TASK DIRECTIONS: Gather every line from the entries below that includes "letter".

GIVEN DATA:
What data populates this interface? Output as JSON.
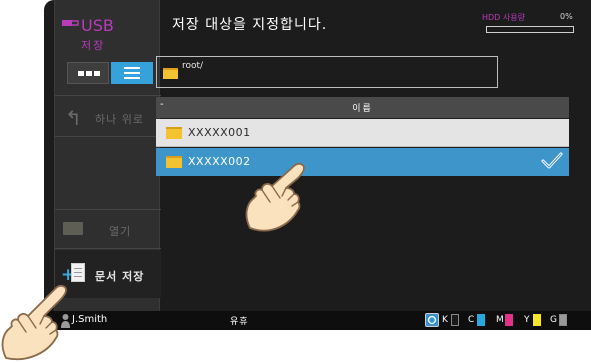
{
  "sidebar": {
    "usb_label": "USB",
    "usb_sub": "저장",
    "up_label": "하나 위로",
    "open_label": "열기",
    "save_label": "문서 저장"
  },
  "header": {
    "title": "저장 대상을 지정합니다.",
    "hdd_label": "HDD 사용량",
    "hdd_percent": "0%",
    "hdd_usage_fraction": 0
  },
  "path": {
    "value": "root/"
  },
  "list": {
    "sort_indicator": "-",
    "column_name": "이름",
    "rows": [
      {
        "label": "XXXXX001",
        "selected": false
      },
      {
        "label": "XXXXX002",
        "selected": true
      }
    ]
  },
  "status": {
    "user": "J.Smith",
    "state": "유휴",
    "toners": [
      {
        "letter": "K",
        "color": "#1a1a1a"
      },
      {
        "letter": "C",
        "color": "#2aa7e0"
      },
      {
        "letter": "M",
        "color": "#e0338a"
      },
      {
        "letter": "Y",
        "color": "#f5e62a"
      },
      {
        "letter": "G",
        "color": "#9a9a9a"
      }
    ]
  },
  "colors": {
    "accent_purple": "#b63cb8",
    "accent_blue": "#35a2dc",
    "selected_row": "#3d95c9"
  }
}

TASK RESULT:
        "letter": "K",
        "letter": "C",
        "letter": "M",
        "letter": "Y",
        "letter": "G",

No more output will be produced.